EXERCISE AIM:
Each entry below must appear in the answer exactly as written.

Records excerpted from a collection
# # #
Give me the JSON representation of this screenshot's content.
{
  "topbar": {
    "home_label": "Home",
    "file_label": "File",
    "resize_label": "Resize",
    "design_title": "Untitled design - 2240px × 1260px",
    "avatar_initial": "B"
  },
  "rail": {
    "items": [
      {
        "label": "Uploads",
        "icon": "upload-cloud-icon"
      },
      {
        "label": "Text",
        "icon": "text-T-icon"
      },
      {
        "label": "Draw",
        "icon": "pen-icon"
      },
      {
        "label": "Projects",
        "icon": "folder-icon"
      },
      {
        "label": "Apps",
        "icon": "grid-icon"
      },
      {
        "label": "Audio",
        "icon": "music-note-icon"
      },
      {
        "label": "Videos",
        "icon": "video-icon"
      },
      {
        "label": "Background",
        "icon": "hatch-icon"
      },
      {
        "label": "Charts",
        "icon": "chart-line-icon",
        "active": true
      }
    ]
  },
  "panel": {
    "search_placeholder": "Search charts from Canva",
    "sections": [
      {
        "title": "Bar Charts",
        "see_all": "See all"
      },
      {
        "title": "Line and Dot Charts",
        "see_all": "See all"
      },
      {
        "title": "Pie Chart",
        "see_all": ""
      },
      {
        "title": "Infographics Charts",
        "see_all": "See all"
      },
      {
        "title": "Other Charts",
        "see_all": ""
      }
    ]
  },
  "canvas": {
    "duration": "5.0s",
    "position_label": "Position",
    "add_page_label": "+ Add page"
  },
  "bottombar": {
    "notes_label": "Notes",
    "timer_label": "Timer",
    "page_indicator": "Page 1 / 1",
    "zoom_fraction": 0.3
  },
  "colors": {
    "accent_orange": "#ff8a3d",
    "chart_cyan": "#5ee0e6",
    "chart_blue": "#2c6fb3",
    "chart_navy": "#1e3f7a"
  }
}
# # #
WRITTEN ANSWER:
Give me the JSON representation of this screenshot's content.
{
  "topbar": {
    "home_label": "Home",
    "file_label": "File",
    "resize_label": "Resize",
    "design_title": "Untitled design - 2240px × 1260px",
    "avatar_initial": "B"
  },
  "rail": {
    "items": [
      {
        "label": "Uploads",
        "icon": "upload-cloud-icon"
      },
      {
        "label": "Text",
        "icon": "text-T-icon"
      },
      {
        "label": "Draw",
        "icon": "pen-icon"
      },
      {
        "label": "Projects",
        "icon": "folder-icon"
      },
      {
        "label": "Apps",
        "icon": "grid-icon"
      },
      {
        "label": "Audio",
        "icon": "music-note-icon"
      },
      {
        "label": "Videos",
        "icon": "video-icon"
      },
      {
        "label": "Background",
        "icon": "hatch-icon"
      },
      {
        "label": "Charts",
        "icon": "chart-line-icon",
        "active": true
      }
    ]
  },
  "panel": {
    "search_placeholder": "Search charts from Canva",
    "sections": [
      {
        "title": "Bar Charts",
        "see_all": "See all"
      },
      {
        "title": "Line and Dot Charts",
        "see_all": "See all"
      },
      {
        "title": "Pie Chart",
        "see_all": ""
      },
      {
        "title": "Infographics Charts",
        "see_all": "See all"
      },
      {
        "title": "Other Charts",
        "see_all": ""
      }
    ]
  },
  "canvas": {
    "duration": "5.0s",
    "position_label": "Position",
    "add_page_label": "+ Add page"
  },
  "bottombar": {
    "notes_label": "Notes",
    "timer_label": "Timer",
    "page_indicator": "Page 1 / 1",
    "zoom_fraction": 0.3
  },
  "colors": {
    "accent_orange": "#ff8a3d",
    "chart_cyan": "#5ee0e6",
    "chart_blue": "#2c6fb3",
    "chart_navy": "#1e3f7a"
  }
}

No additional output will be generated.